Encouraging these fans to explore the game is something Super Metroid excels at. Its use of hidden upgrades throughout the game, combined with a percent score at the end of the game to tell players how many upgrades they missed, creates replayability through exploration.
Furthermore, players couldn't see the completion rate until after the end of the game, encouraging them to explore every square inch of the game world before completing it. This intense investigation would lead players to discover that they could "sequence-break," or undermine the critical path of the game, which would encourage even more exploration.
More important than trying to encourage this curiosity, however, is to simply avoid putting up roadblocks. This is actually the one area in which Super Metroid failed. When it was released, it was a closed system, and serious exploration of the game's code was impossible for the average fan.
It was only years later, when the game's cartridge technology itself was circumvented, that intrepid fans were able to explore the code and start the hacking community. Developers don't have to give fans complete freedom with a game's code, but a completely closed system may well cripple a game's community.
By capitalizing on fans' natural curiosity about their favorite game, developers can lead them to a deeper understanding of it, which in turn can give players the knowledge necessary to create new content for the game. For Super Metroid, this ability was key to the inception of the ROM hacking community, but it was only half the story.
Without direct access to Super Metroid's code, major hacks like Super Metroid Phazon Hack, pictured above, would be impossible.
Even if fans have a deep understanding of how a game works, their knowledge may go unused if they have no motivation to do anything with it. By contrast, the members of Metroid Construction used their knowledge to create their own versions of the game, from cosmetic changes to unique spins to complete overhauls.
What motivated them?
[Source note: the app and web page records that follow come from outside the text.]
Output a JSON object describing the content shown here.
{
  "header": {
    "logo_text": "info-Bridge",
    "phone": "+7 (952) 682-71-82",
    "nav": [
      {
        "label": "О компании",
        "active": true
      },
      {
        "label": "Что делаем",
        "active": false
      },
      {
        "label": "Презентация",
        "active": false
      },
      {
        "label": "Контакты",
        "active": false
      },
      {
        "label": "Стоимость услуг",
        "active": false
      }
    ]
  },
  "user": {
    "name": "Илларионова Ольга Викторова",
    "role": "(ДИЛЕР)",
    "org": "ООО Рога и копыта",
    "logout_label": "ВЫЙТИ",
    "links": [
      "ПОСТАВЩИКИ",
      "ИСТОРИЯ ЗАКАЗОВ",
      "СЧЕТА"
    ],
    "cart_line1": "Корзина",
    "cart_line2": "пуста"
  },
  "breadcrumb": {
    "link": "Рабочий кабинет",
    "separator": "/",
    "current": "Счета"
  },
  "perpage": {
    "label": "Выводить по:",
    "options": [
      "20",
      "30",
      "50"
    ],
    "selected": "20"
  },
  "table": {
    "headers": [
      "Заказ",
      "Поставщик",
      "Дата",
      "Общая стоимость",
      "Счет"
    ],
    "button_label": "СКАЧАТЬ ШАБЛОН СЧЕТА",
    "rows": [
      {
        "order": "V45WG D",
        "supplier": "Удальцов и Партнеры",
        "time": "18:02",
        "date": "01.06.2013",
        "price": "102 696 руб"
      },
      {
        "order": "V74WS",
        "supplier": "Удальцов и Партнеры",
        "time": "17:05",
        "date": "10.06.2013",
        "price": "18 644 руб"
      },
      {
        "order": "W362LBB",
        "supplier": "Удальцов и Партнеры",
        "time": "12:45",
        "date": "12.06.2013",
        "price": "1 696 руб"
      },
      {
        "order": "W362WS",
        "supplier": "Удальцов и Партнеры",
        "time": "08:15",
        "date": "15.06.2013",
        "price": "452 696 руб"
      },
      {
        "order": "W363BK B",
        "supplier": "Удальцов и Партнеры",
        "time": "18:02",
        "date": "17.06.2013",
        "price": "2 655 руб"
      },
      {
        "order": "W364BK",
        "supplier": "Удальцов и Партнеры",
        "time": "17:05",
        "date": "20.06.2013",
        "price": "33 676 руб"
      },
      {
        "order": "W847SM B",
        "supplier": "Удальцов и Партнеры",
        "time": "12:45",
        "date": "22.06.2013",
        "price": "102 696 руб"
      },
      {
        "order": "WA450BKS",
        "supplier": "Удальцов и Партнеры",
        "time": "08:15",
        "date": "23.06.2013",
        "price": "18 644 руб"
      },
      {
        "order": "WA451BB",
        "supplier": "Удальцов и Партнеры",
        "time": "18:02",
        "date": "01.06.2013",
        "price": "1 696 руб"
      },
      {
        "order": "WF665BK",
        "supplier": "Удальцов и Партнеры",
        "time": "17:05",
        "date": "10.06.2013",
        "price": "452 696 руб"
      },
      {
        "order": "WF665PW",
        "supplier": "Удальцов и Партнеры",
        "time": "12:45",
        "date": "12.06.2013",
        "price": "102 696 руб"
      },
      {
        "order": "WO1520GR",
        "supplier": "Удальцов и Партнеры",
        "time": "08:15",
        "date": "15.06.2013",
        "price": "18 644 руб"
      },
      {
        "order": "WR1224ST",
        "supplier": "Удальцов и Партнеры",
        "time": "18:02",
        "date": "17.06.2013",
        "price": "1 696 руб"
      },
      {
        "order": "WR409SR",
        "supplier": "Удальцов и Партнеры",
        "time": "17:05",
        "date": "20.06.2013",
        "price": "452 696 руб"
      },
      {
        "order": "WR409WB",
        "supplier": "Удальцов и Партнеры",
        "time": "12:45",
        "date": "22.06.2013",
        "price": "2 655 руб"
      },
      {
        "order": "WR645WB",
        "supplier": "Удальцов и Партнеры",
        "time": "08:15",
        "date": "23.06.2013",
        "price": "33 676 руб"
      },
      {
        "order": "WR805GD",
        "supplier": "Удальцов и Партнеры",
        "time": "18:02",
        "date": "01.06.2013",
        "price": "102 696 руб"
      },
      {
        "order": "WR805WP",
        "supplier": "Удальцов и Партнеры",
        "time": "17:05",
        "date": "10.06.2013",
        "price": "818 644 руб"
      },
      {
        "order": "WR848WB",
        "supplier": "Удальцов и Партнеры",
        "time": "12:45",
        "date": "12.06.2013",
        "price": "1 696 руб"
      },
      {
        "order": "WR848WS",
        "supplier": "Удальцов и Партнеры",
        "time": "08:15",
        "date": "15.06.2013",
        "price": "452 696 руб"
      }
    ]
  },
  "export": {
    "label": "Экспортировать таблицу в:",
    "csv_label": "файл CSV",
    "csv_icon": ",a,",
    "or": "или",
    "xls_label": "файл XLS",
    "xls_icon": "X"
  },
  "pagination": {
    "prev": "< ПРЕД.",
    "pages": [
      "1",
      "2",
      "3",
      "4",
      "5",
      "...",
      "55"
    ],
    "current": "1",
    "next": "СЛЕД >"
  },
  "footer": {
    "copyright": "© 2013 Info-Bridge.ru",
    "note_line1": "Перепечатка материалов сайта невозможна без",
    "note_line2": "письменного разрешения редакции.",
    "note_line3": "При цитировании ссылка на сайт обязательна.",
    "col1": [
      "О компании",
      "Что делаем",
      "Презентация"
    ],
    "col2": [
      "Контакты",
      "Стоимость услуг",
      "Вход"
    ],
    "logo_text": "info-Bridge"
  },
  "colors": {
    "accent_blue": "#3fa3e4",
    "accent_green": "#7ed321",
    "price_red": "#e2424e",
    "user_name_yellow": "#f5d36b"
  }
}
Forum members said that a lack of a true sequel to Super Metroid spurred fans to hack the game. Simply put, a lack of official content induced a flourishing of unofficial content.
It's important to note, however, that the Metroid franchise did not have to die for Super Metroid to be a unique game. Although there was a significant dry spell of about eight years between Super Metroid and its twin sequels, Metroid Prime and Metroid Fusion, the more important factor is how different these sequels were from the original.
Metroid Prime took the series in a completely new direction, using a 3D graphics engine and a first-person perspective in stark contrast to Super Metroid's 2D graphics and sidescrolling view. And although Metroid Fusion looked similar to Super Metroid, its relatively linear gameplay was seen as a departure from Super Metroid's oft-lauded sense of open exploration. Both these new games thus successfully -- and profitably -- continued the franchise without diminishing Super Metroid's perceived uniqueness, leaving room for fan interpretation.
Although developers strive to make their games unique to stand out from other franchises, this doesn't always happen within a single franchise. Purely iterative sequels can cannibalize extant game communities and suppress the community's desire to create content. If a developer creates new content frequently, it is competing with its own fans' creations -- and the fans usually lose. Fans must be able to see a niche for their content, or they will have little reason to bother. Releasing a sequel every year may guarantee a steady income, but a developer is more likely to curate a self-perpetuating community by helping fans promote and create their own content.
One notable thing lacking from Super Metroid is a strong story element. Ice Metal: Uninstall, above, is one fan's answer to that gap.